The book is a fine start to Spitalfields Life Books as a publisher, and look forward to seeing further volumes from them. It’s a nicely designed small book edited by ‘The Gentle Author‘ of Spitalfields Life and printed locally at The Aldgate Press, and at the reasonable price of only £10.

The book launch was at the E5 Bakehouse in the arches underneath London Fields Station, only 50 yards from where the pictures were taken, and there were a number of the travellers who were photographed 26 years ago along with others from the family at the event. After we had finished the barrel of another local product, Trumans Beer (from the new Truman’s brewery in Hackney Wick), and Colin had made his speech, he led us the short walk to the wall where he had made these images.

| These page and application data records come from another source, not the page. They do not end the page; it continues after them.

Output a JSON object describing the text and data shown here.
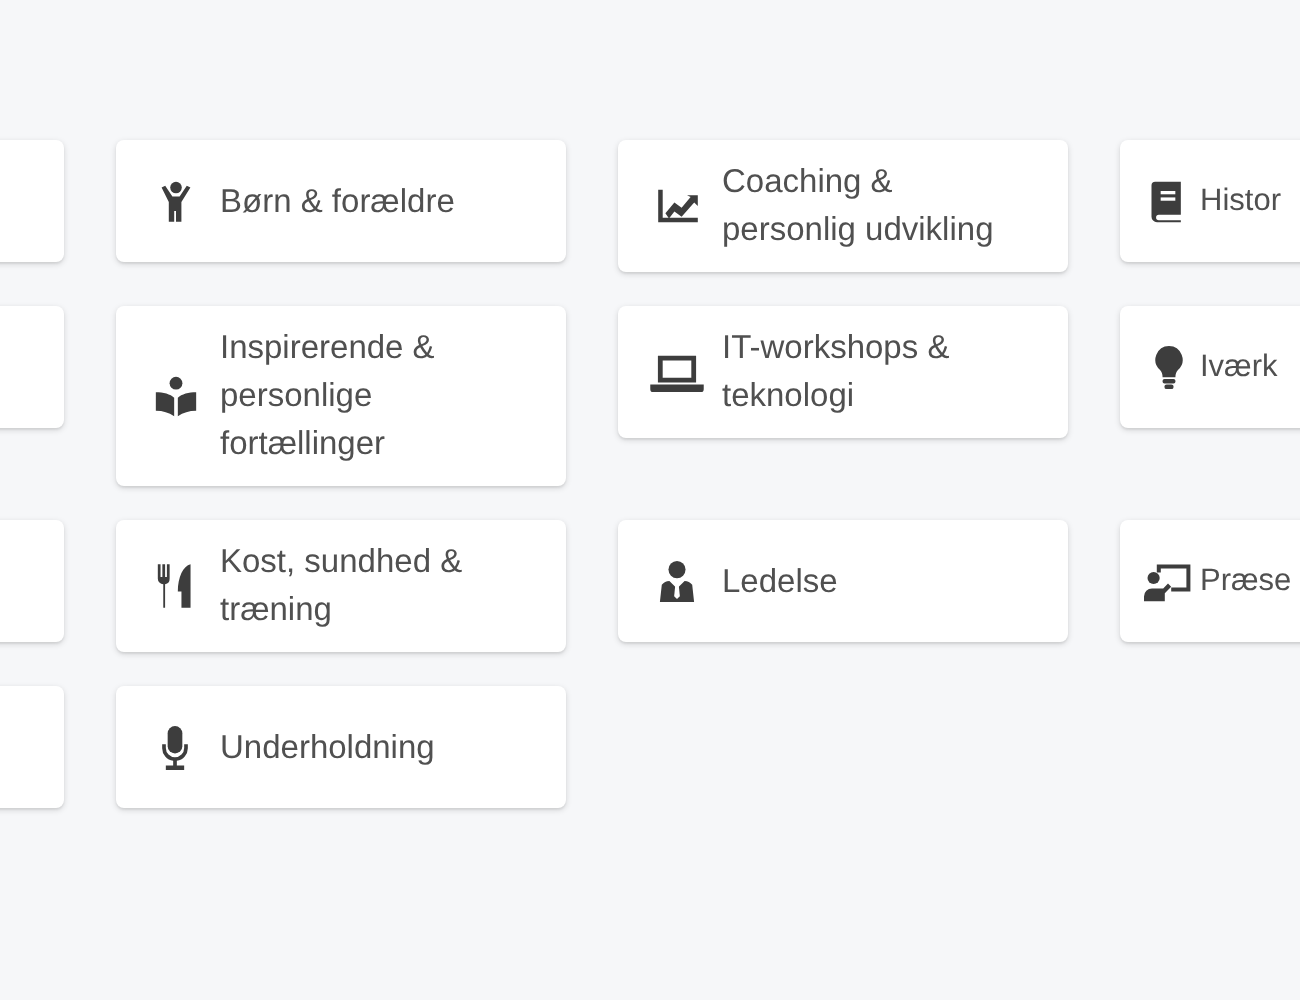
{
  "categories": [
    {
      "placeholder_card": true
    },
    {
      "label": "Børn & forældre"
    },
    {
      "label": "Coaching & personlig udvikling"
    },
    {
      "label": "Histor"
    },
    {
      "placeholder_card": true
    },
    {
      "label": "Inspirerende & personlige fortællinger"
    },
    {
      "label": "IT-workshops & teknologi"
    },
    {
      "label": "Iværk"
    },
    {
      "placeholder_card": true
    },
    {
      "label": "Kost, sundhed & træning"
    },
    {
      "label": "Ledelse"
    },
    {
      "label": "Præse"
    },
    {
      "placeholder_card": true
    },
    {
      "label": "Underholdning"
    }
  ]
}
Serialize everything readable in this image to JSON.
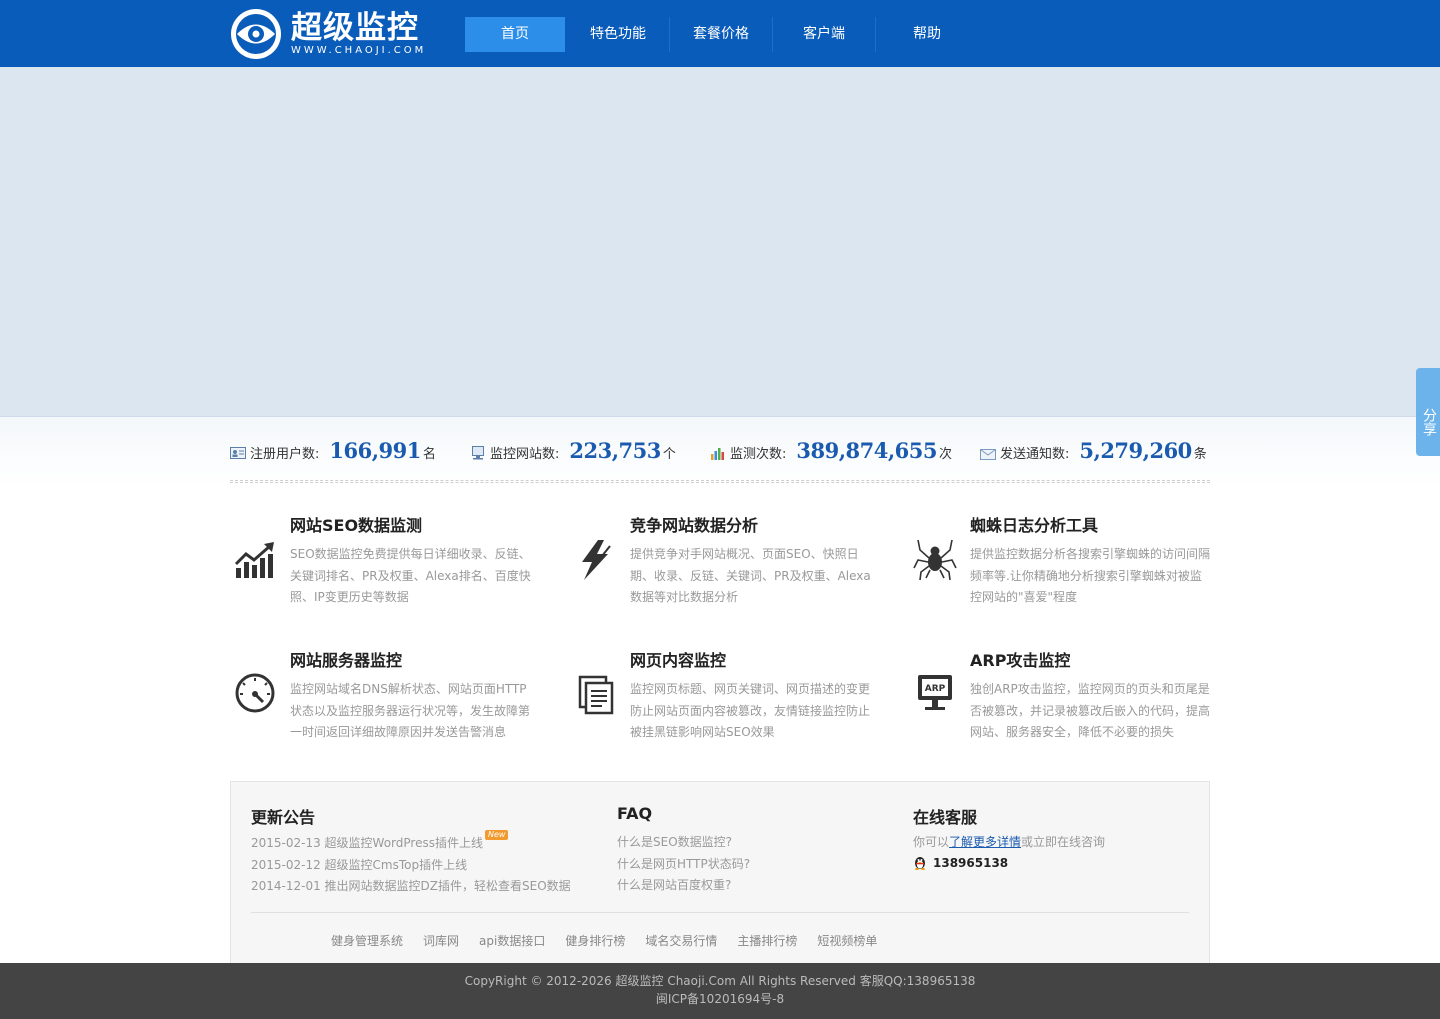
{
  "header": {
    "logo_cn": "超级监控",
    "logo_en": "WWW.CHAOJI.COM",
    "nav": [
      "首页",
      "特色功能",
      "套餐价格",
      "客户端",
      "帮助"
    ]
  },
  "share_label": "分享",
  "stats": [
    {
      "label": "注册用户数:",
      "value": "166,991",
      "unit": "名",
      "icon": "user-card-icon"
    },
    {
      "label": "监控网站数:",
      "value": "223,753",
      "unit": "个",
      "icon": "monitor-icon"
    },
    {
      "label": "监测次数:",
      "value": "389,874,655",
      "unit": "次",
      "icon": "bar-chart-icon"
    },
    {
      "label": "发送通知数:",
      "value": "5,279,260",
      "unit": "条",
      "icon": "envelope-icon"
    }
  ],
  "features": [
    {
      "title": "网站SEO数据监测",
      "desc": "SEO数据监控免费提供每日详细收录、反链、关键词排名、PR及权重、Alexa排名、百度快照、IP变更历史等数据",
      "icon": "trend-chart-icon"
    },
    {
      "title": "竞争网站数据分析",
      "desc": "提供竞争对手网站概况、页面SEO、快照日期、收录、反链、关键词、PR及权重、Alexa数据等对比数据分析",
      "icon": "lightning-icon"
    },
    {
      "title": "蜘蛛日志分析工具",
      "desc": "提供监控数据分析各搜索引擎蜘蛛的访问间隔频率等.让你精确地分析搜索引擎蜘蛛对被监控网站的\"喜爱\"程度",
      "icon": "spider-icon"
    },
    {
      "title": "网站服务器监控",
      "desc": "监控网站域名DNS解析状态、网站页面HTTP状态以及监控服务器运行状况等，发生故障第一时间返回详细故障原因并发送告警消息",
      "icon": "gauge-icon"
    },
    {
      "title": "网页内容监控",
      "desc": "监控网页标题、网页关键词、网页描述的变更防止网站页面内容被篡改，友情链接监控防止被挂黑链影响网站SEO效果",
      "icon": "document-icon"
    },
    {
      "title": "ARP攻击监控",
      "desc": "独创ARP攻击监控，监控网页的页头和页尾是否被篡改，并记录被篡改后嵌入的代码，提高网站、服务器安全，降低不必要的损失",
      "icon": "arp-monitor-icon"
    }
  ],
  "news": {
    "title": "更新公告",
    "badge": "New",
    "items": [
      "2015-02-13 超级监控WordPress插件上线",
      "2015-02-12 超级监控CmsTop插件上线",
      "2014-12-01 推出网站数据监控DZ插件，轻松查看SEO数据"
    ]
  },
  "faq": {
    "title": "FAQ",
    "items": [
      "什么是SEO数据监控?",
      "什么是网页HTTP状态码?",
      "什么是网站百度权重?"
    ]
  },
  "service": {
    "title": "在线客服",
    "pre": "你可以",
    "link": "了解更多详情",
    "post": "或立即在线咨询",
    "qq": "138965138"
  },
  "friend_links": [
    "健身管理系统",
    "词库网",
    "api数据接口",
    "健身排行榜",
    "域名交易行情",
    "主播排行榜",
    "短视频榜单"
  ],
  "footer": {
    "line1": "CopyRight © 2012-2026 超级监控 Chaoji.Com All Rights Reserved 客服QQ:138965138",
    "line2": "闽ICP备10201694号-8"
  },
  "colors": {
    "brand_blue": "#0a5cba",
    "nav_active": "#2c8ee8",
    "stat_value": "#1a5bb0"
  }
}
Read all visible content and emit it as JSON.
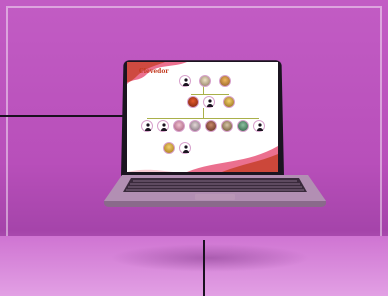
{
  "scene": {
    "colors": {
      "wall": "#b84fba",
      "floor": "#d98ddb",
      "laptop_body": "#b28fb3",
      "screen_bezel": "#1b1420",
      "callout": "#1a1020",
      "accent_red": "#c23a1e",
      "accent_pink": "#e8577b"
    }
  },
  "screen": {
    "title": "Clevedor",
    "icons": [
      "person-icon",
      "photo-icon"
    ]
  }
}
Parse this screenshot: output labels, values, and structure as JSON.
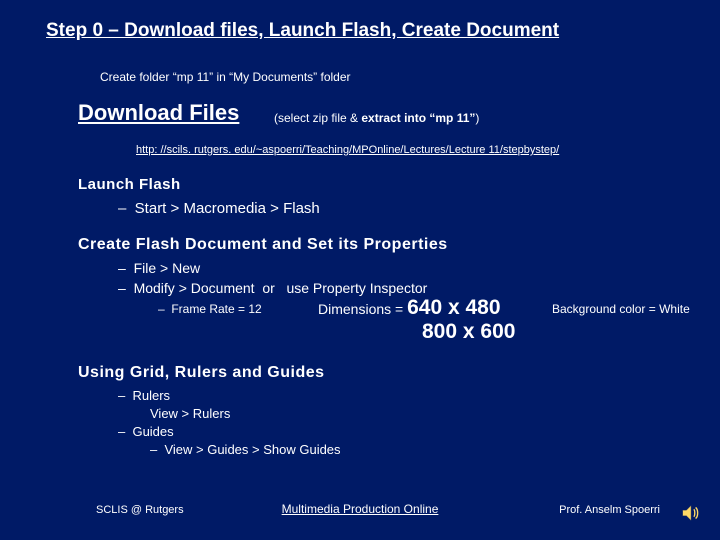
{
  "title": "Step 0 – Download files, Launch Flash, Create Document",
  "createFolder": "Create folder “mp 11” in “My Documents” folder",
  "downloadFiles": "Download Files",
  "downloadFilesSubPrefix": "(select zip file & ",
  "downloadFilesSubBold": "extract into “mp 11”",
  "downloadFilesSubSuffix": ")",
  "url": "http: //scils. rutgers. edu/~aspoerri/Teaching/MPOnline/Lectures/Lecture 11/stepbystep/",
  "launchFlash": "Launch Flash",
  "launchItem": "–  Start > Macromedia > Flash",
  "createDocHeading": "Create Flash Document and Set its Properties",
  "cdL1": "–  File > New",
  "cdL2": "–  Modify > Document  or   use Property Inspector",
  "frameRate": "–  Frame Rate = 12",
  "dimLabel": "Dimensions = ",
  "dimA": "640 x 480",
  "dimB": "800 x 600",
  "bgColor": "Background color = White",
  "gridHeading": "Using Grid, Rulers and Guides",
  "gRulers": "–  Rulers",
  "gViewRulers": "View > Rulers",
  "gGuides": "–  Guides",
  "gShowGuides": "–  View > Guides > Show Guides",
  "footerLeft": "SCLIS @ Rutgers",
  "footerCenter": "Multimedia Production Online",
  "footerRight": "Prof. Anselm Spoerri"
}
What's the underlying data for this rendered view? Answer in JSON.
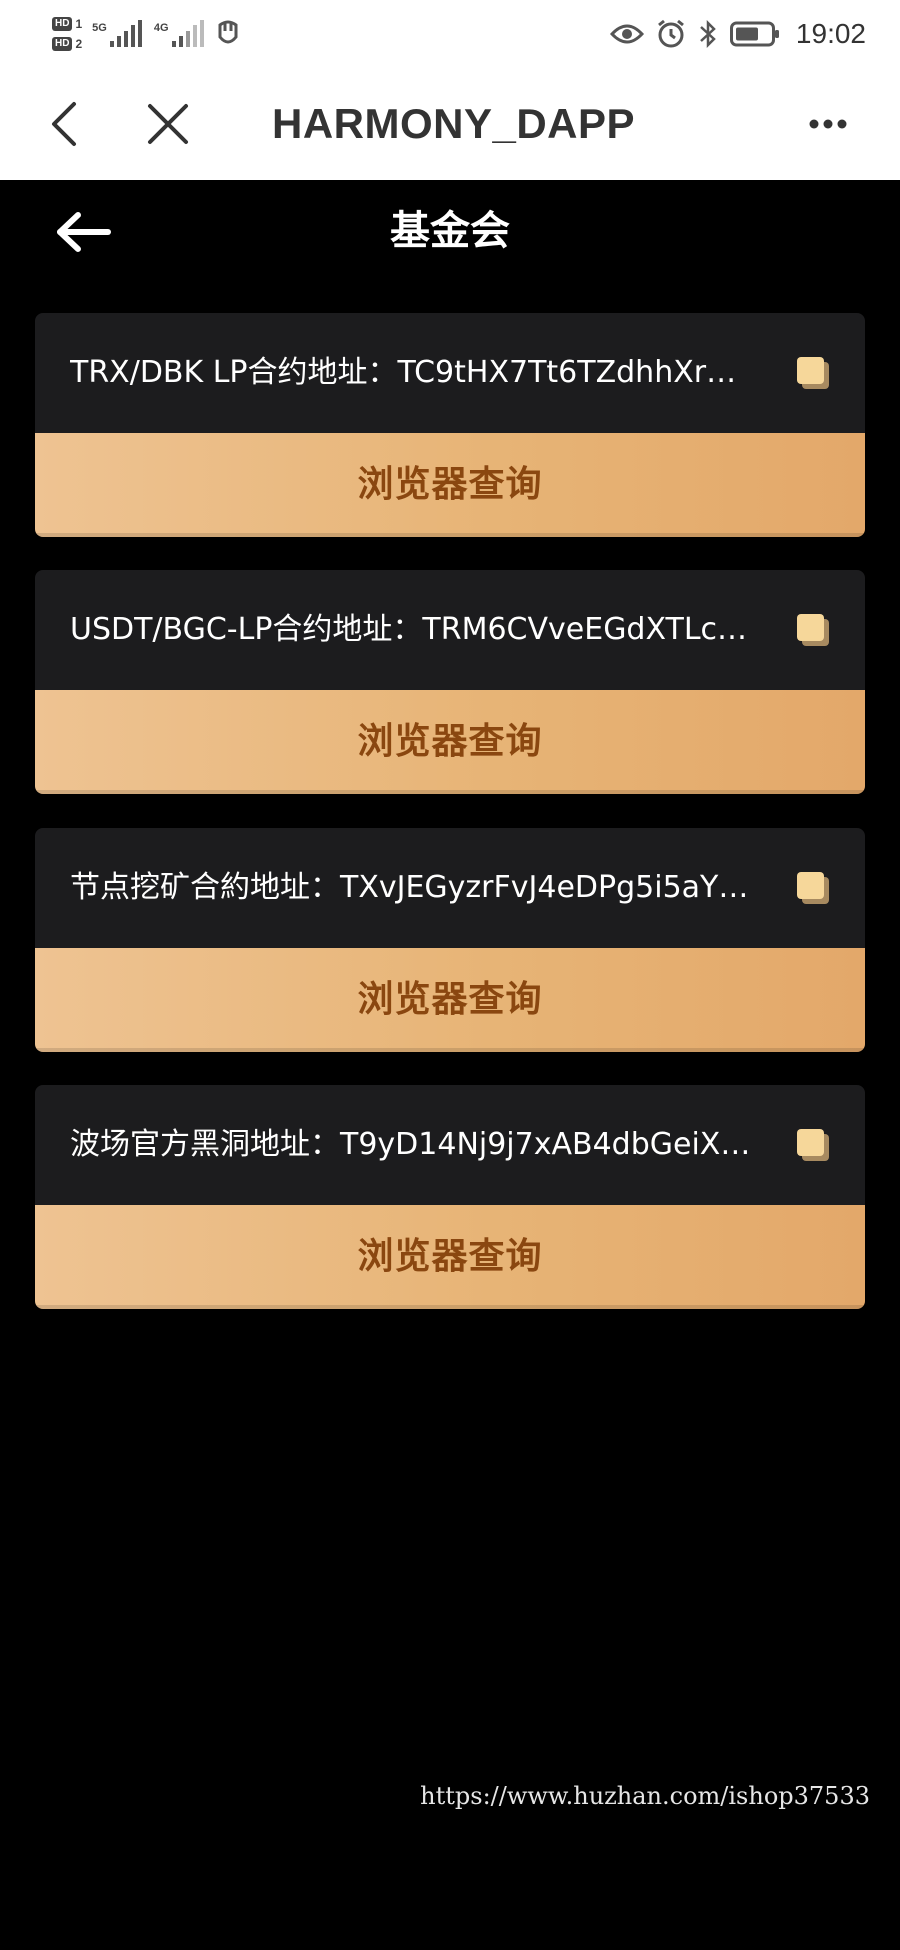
{
  "status_bar": {
    "sim1_label": "HD",
    "sim1_num": "1",
    "sim2_label": "HD",
    "sim2_num": "2",
    "net1": "5G",
    "net2": "4G",
    "time": "19:02",
    "icons": [
      "signal-icon",
      "usb-icon",
      "eye-icon",
      "alarm-icon",
      "bluetooth-icon",
      "battery-icon"
    ]
  },
  "nav": {
    "title": "HARMONY_DAPP",
    "icons": [
      "back-chevron-icon",
      "close-icon",
      "more-icon"
    ]
  },
  "page": {
    "title": "基金会"
  },
  "cards": [
    {
      "label": "TRX/DBK LP合约地址：TC9tHX7Tt6TZdhhXr…",
      "button": "浏览器查询"
    },
    {
      "label": "USDT/BGC-LP合约地址：TRM6CVveEGdXTLc…",
      "button": "浏览器查询"
    },
    {
      "label": "节点挖矿合約地址：TXvJEGyzrFvJ4eDPg5i5aY…",
      "button": "浏览器查询"
    },
    {
      "label": "波场官方黑洞地址：T9yD14Nj9j7xAB4dbGeiX…",
      "button": "浏览器查询"
    }
  ],
  "watermark": "https://www.huzhan.com/ishop37533",
  "colors": {
    "background": "#000000",
    "card": "#1c1c1e",
    "button_gradient_start": "#eec392",
    "button_gradient_end": "#e3a86a",
    "button_text": "#8a4710",
    "copy_icon": "#f6d79a"
  }
}
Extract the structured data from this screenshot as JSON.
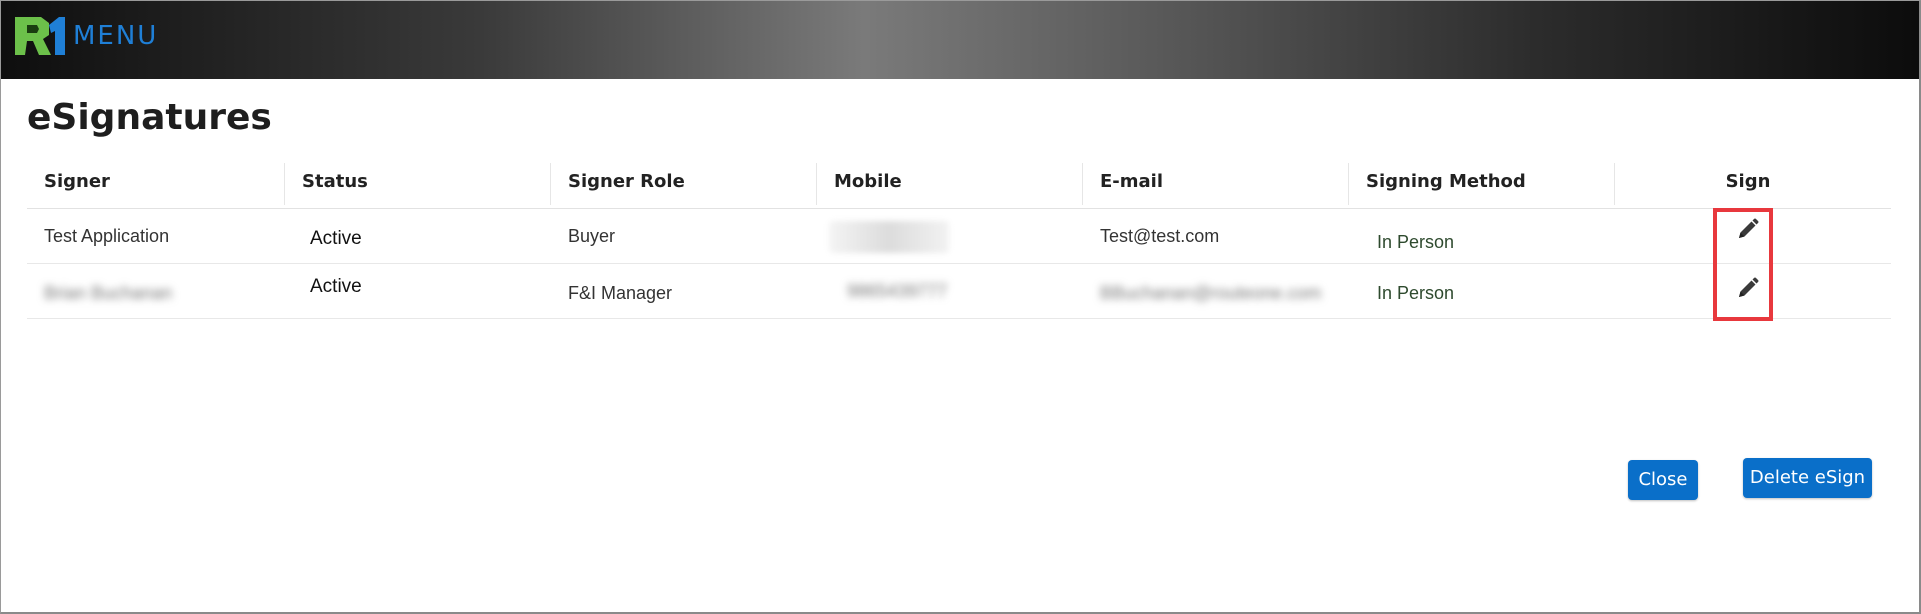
{
  "header": {
    "logo_text": "MENU"
  },
  "page": {
    "title": "eSignatures"
  },
  "table": {
    "columns": [
      "Signer",
      "Status",
      "Signer Role",
      "Mobile",
      "E-mail",
      "Signing Method",
      "Sign"
    ],
    "rows": [
      {
        "signer": "Test Application",
        "status": "Active",
        "role": "Buyer",
        "mobile": "",
        "email": "Test@test.com",
        "method": "In Person",
        "sign_icon": "pencil-icon"
      },
      {
        "signer": "Brian Buchanan",
        "status": "Active",
        "role": "F&I Manager",
        "mobile": "9865439777",
        "email": "BBuchanan@routeone.com",
        "method": "In Person",
        "sign_icon": "pencil-icon"
      }
    ]
  },
  "actions": {
    "close_label": "Close",
    "delete_label": "Delete eSign"
  },
  "colors": {
    "accent": "#0a6fc9",
    "logo_green": "#6cc04a",
    "logo_blue": "#1f7fd6",
    "highlight": "#e8383d",
    "method_text": "#2e4a2e"
  }
}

I hadn’t gone to the event with the intention of taking photographs, but I seldom go further than the local shops without a camera, and I’d taken a few pictures on my way to the event. I wasn’t entirely happy with the performance of the Fuji X-E1, which didn’t always want to take pictures when I wanted it too, and despite some published reviews and tests, the image quality in relatively low light does not seem in the same league as the Nikons.

I’ll put some more images from the event into my photographic diary, My London Diary, in due course.